‘When we did the BG transaction, people might have been worried it would put the dividend at risk. But I wanted to make sure that is not the case. For the rest of the year it will be $1.88 per share and it is going to be at least that amount next year.’
Some see the deal as being driven by the oil price slump. The price of Brent crude has fallen from $115 a barrel in June 2014 to $48 today as supply outstrips demand.
After years of searching for oil and gas in some of the most inhospitable — and therefore expensive — places on the planet, companies such as Shell have now been forced back on growth through acquisition, say critics.
Certainly Shell, like all the other big oil companies, has suffered. Its share price has fallen by a third over the past year to 1599p, valuing the company at pounds sterling 100 billion.
Shell has announced 6,500 job losses this year and has also said it would reduce investment by about pounds sterling 7 billion to pounds sterling 30 billion this year.
But van Beurden is an optimist. He says: ‘Before the fall in the oil price our debt burden was 12.4 per cent. Right now it is 12.7 per cent. So we have a lot of firepower. I have to keep enough options open for the time when the recovery comes.
‘If you take a slightly longer term view than today, then I think nobody really is served by a lot of volatility in the price of an energy commodity because it creates cyclical behaviour and investment, and unpredictability. Maybe today we enjoy low oil prices but if, as a result, we have very high oil prices again in a few years we will feel differently about it. In the end the benefits, if any, are short term and tenuous. When will the price of oil go up? I wish I had a precise answer for that.’
Shell is not turning its back on Britain’s own oil fields, adds van Beurden, saying: ‘We are investing pounds sterling 2 billion in North Sea assets that are young and fresh. There is running room left in the North Sea.’
He makes his case on business and environmental affairs with an articulacy and cogency that marks him out among his equally stratospherically rewarded but more tight-lipped peers. Van Beurden earned euro 24 million (pounds sterling 17.6 million) last year, though most of that was pension contributions boosted to take account of tax changes.

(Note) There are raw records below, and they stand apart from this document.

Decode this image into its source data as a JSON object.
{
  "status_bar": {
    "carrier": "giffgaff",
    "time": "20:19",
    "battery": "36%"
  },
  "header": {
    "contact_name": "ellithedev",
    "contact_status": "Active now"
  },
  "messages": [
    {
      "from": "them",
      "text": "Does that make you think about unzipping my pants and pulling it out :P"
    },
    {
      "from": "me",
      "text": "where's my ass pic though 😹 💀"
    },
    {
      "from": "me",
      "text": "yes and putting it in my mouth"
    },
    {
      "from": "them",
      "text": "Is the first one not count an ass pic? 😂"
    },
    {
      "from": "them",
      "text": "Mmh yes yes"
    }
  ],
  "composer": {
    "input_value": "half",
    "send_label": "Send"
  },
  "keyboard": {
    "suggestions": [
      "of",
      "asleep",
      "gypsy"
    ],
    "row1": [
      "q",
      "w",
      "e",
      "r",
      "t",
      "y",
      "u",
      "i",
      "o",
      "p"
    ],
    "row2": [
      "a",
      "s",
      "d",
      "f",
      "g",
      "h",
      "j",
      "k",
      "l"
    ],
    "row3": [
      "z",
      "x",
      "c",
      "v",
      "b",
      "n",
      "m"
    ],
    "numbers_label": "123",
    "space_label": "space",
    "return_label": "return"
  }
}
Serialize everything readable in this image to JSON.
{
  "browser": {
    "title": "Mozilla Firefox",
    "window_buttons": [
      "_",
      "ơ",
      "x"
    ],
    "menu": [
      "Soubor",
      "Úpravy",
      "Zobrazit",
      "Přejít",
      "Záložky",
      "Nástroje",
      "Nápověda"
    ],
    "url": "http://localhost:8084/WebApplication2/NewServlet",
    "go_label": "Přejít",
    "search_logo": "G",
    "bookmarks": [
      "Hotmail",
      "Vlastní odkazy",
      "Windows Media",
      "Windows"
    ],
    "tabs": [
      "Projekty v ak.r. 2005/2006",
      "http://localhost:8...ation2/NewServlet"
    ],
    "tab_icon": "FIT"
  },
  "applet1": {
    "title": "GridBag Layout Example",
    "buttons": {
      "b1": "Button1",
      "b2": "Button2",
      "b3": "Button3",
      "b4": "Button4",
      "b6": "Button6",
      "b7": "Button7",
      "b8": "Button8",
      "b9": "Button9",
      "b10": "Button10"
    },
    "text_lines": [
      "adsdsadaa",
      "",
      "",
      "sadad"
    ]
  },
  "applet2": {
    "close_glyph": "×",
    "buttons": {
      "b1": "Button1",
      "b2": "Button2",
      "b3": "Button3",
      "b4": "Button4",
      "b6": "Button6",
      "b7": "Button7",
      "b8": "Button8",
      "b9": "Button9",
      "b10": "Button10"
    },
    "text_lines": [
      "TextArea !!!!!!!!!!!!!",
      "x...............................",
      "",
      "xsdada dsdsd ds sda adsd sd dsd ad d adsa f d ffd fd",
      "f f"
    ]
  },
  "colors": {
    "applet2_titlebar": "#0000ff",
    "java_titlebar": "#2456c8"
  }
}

His annual salary was a more modest pounds sterling 4 million.
The UN conference on climate change opens in Paris in December, and van Beurden has already signed his name to an open letter calling for the implementation of a proper widespread system of pricing carbon emissions to cut greenhouse gases — necessary if the world is to hit its target of limiting global temperature rise to two degrees Celsius above pre-industrial levels.
‘I do think we can see a path that will get us to a system which is carbon neutral,’ he says. ‘But I object to the notion that it is a simple thing to do — that the only thing required is for companies like ours, people like myself, to step off the hose because we are the ones blocking it.’
Van Beurden accepts it is not a debate which he can leave at the office when he goes home to the Netherlands, not with four children aged between six and 21.
He says: ‘I like to think that I do not need my children to provide me with a conscience. But my children are more critical, more open and better informed than perhaps I was at their age. There is a very critical debate in our house on the role the company plays, what other advocates say, what governments do — and “what about you, Papa?”
‘I want to explain what we are doing, how we are acting, and to make them conscious of the fact that their quality of life is highly dependent on energy. It is a fact that, in the wider debate, is very, very easily forgotten.’
Van Beurden is adamant that exploring for oil in the Arctic is manageable, saying: ‘A very significant part of the world’s oil and gas production already comes out of the Arctic. We deal with very significant risks all the time, we mitigate them, we understand them.
‘Engineers have a can-do mentality, that’s why we enjoy the quality of life that we all take for granted.’
This article was written by Jon Rees from Financial Mail on Sunday, London and was legally licensed through the NewsCred publisher network.